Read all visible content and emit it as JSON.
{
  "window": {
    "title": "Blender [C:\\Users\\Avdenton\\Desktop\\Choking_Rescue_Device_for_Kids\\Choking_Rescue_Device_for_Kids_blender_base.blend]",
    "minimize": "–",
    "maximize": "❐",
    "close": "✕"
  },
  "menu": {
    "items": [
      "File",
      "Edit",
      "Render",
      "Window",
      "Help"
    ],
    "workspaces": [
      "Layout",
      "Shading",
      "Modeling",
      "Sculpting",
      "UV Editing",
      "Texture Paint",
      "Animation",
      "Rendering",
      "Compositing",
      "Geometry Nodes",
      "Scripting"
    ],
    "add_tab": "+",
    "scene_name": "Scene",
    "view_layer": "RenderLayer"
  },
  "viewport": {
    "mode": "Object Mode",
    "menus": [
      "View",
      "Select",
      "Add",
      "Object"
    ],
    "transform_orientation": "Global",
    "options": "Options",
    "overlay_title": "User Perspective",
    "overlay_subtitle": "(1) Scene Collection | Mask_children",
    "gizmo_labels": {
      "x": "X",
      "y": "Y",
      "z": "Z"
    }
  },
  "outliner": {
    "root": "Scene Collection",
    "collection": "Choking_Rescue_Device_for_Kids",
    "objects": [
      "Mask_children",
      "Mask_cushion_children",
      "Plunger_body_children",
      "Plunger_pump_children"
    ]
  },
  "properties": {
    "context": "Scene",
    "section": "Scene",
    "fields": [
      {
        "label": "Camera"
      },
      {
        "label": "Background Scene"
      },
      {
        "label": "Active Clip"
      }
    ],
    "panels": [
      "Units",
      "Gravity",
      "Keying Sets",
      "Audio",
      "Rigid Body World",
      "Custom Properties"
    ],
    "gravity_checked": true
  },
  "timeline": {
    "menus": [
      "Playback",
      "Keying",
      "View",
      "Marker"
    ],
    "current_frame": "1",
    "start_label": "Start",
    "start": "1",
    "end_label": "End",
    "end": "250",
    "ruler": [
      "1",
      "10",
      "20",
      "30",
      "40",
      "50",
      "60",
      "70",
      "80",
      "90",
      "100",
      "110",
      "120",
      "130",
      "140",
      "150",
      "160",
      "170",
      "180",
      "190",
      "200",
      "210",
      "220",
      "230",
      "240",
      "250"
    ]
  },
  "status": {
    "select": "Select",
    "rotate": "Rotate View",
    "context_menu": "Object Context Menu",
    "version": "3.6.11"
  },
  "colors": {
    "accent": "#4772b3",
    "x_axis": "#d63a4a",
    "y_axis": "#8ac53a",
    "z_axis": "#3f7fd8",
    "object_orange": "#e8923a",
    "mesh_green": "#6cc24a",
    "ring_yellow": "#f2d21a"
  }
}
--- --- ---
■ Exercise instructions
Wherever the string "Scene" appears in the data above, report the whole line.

■ Written response
    "scene_name": "Scene",
    "overlay_subtitle": "(1) Scene Collection | Mask_children",
    "root": "Scene Collection",
    "context": "Scene",
    "section": "Scene",
        "label": "Background Scene"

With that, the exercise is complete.